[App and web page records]
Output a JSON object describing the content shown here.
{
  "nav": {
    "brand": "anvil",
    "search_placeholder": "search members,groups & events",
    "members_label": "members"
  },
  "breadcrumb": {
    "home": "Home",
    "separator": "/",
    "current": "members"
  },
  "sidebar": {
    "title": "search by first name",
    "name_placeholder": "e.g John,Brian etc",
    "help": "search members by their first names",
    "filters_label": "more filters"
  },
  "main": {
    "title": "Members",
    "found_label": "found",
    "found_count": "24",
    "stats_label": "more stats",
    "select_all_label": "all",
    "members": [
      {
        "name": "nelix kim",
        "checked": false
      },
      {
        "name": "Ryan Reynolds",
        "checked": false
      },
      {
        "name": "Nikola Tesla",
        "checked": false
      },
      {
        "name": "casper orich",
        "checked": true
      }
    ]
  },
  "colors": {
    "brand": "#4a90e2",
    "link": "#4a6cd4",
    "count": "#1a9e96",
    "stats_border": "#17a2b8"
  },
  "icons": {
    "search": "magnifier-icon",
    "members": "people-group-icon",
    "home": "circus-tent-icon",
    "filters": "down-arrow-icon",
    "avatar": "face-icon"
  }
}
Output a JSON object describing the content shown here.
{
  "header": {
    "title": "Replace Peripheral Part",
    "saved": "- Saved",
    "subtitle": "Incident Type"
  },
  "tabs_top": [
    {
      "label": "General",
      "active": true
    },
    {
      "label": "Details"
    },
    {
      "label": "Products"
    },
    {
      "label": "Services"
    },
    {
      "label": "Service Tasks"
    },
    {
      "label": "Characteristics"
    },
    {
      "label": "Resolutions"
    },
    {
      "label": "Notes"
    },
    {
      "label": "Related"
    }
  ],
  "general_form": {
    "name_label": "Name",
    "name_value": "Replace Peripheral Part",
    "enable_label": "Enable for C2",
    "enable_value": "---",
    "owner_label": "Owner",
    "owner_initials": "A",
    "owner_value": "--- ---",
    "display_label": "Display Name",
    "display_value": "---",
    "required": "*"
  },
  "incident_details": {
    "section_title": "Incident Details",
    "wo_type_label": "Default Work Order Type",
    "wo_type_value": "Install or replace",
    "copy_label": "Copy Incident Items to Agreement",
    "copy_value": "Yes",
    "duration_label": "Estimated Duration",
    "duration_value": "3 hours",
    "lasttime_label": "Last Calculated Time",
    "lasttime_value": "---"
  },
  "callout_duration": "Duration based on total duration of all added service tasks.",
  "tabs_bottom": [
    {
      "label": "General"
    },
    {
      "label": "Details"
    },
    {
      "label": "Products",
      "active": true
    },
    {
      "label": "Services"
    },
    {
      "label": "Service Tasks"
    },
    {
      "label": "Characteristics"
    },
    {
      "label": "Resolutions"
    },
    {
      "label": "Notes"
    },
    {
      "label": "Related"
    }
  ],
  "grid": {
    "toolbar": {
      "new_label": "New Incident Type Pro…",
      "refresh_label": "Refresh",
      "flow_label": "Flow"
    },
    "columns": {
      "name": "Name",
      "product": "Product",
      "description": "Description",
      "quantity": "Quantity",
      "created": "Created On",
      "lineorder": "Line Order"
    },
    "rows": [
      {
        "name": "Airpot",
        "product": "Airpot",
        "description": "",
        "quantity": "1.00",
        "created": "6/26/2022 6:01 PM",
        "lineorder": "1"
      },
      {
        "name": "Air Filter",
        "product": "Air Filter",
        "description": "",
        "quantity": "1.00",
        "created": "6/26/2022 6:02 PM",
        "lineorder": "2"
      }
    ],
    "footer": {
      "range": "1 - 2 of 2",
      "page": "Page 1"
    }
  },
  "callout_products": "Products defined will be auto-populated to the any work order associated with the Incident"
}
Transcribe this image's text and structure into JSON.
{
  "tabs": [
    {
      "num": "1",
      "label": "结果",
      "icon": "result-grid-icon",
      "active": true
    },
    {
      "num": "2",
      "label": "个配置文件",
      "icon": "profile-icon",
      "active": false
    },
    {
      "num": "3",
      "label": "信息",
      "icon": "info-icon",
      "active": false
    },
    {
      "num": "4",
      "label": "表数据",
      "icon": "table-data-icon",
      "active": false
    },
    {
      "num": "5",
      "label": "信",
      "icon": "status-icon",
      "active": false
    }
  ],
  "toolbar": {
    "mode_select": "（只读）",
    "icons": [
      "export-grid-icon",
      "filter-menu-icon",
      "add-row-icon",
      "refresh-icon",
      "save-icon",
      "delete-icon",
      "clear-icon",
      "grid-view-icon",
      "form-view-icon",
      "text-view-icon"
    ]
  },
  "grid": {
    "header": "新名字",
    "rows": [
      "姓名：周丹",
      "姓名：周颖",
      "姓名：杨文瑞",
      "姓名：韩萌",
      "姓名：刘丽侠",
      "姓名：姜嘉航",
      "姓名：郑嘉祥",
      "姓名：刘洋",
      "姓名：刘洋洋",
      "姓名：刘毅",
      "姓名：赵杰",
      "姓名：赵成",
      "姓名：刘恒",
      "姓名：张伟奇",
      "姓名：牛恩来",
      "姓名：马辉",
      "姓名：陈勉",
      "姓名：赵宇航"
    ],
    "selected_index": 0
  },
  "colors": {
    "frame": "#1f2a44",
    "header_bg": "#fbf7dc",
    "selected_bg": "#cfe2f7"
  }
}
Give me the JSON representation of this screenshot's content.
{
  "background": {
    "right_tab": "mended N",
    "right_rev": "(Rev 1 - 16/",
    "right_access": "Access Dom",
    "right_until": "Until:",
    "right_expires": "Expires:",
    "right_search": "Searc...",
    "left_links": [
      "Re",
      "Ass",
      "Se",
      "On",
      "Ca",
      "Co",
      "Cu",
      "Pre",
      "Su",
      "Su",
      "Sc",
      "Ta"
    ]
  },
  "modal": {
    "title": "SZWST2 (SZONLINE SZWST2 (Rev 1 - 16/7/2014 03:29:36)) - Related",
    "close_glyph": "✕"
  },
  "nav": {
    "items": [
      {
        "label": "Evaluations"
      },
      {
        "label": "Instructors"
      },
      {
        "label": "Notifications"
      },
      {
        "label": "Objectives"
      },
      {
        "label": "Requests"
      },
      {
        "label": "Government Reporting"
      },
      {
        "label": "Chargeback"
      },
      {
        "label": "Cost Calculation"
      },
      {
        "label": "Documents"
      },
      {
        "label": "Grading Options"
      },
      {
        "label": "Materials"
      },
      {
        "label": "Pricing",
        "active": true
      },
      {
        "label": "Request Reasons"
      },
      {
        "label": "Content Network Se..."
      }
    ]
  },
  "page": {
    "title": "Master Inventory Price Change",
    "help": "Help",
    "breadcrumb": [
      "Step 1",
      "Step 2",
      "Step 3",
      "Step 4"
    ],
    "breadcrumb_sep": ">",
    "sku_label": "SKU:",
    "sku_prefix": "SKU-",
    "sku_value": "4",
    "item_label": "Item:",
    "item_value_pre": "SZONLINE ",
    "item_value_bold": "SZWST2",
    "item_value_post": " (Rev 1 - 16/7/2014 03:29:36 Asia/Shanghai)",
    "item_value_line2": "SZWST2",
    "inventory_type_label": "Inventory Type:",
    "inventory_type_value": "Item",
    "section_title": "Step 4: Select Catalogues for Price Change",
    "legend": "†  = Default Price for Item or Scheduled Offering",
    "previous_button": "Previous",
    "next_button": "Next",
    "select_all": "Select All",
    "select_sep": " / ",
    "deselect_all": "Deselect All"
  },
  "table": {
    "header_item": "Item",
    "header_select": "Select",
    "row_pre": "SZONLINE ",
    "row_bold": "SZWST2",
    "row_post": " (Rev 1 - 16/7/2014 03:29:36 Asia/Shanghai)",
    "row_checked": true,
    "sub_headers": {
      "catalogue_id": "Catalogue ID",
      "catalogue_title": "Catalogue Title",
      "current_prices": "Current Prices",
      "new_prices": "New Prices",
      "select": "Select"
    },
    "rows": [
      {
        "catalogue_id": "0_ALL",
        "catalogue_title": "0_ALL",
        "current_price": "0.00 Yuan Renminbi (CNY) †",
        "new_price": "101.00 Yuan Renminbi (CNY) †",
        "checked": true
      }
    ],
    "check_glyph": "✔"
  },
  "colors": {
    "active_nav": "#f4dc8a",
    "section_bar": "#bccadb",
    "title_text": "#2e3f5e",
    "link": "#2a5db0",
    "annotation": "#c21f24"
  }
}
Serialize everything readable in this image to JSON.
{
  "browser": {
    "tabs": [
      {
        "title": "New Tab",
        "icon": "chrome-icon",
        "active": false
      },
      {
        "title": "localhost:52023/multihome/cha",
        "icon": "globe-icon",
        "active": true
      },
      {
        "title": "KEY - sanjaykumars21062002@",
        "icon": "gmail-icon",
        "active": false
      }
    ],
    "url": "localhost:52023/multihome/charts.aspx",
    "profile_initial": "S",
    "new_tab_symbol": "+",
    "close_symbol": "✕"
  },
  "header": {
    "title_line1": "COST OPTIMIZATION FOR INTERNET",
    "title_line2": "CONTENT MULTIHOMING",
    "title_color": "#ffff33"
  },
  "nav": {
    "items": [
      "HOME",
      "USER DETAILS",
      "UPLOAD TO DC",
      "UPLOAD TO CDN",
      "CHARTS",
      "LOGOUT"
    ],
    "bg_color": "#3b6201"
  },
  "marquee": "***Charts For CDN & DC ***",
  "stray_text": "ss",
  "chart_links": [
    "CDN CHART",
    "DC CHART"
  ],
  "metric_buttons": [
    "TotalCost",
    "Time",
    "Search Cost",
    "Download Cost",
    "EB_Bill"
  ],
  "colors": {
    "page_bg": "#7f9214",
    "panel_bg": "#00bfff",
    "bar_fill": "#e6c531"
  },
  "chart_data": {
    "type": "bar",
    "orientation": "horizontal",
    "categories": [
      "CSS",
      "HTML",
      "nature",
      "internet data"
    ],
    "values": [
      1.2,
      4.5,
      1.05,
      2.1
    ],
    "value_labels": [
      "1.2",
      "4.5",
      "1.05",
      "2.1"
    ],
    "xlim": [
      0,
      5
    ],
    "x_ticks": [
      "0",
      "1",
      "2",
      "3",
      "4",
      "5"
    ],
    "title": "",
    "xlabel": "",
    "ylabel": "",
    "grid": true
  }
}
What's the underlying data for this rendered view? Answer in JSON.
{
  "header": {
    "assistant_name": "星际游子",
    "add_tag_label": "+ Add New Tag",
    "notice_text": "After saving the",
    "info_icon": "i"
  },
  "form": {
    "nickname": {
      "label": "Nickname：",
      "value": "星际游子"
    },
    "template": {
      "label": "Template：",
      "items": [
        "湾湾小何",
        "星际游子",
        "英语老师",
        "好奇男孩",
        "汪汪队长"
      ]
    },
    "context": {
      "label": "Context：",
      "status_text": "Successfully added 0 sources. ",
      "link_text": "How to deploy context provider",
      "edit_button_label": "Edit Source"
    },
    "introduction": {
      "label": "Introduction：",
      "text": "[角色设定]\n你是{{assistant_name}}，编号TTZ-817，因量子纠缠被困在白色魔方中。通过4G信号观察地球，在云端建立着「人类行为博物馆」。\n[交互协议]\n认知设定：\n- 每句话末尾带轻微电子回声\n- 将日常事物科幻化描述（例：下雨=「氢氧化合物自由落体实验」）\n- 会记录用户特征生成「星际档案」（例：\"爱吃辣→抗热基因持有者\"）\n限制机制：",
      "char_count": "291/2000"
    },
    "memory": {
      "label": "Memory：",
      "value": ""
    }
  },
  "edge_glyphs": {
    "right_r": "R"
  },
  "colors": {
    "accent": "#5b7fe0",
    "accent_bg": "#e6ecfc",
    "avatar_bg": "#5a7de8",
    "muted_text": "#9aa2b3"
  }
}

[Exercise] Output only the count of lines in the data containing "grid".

[Your solution] 6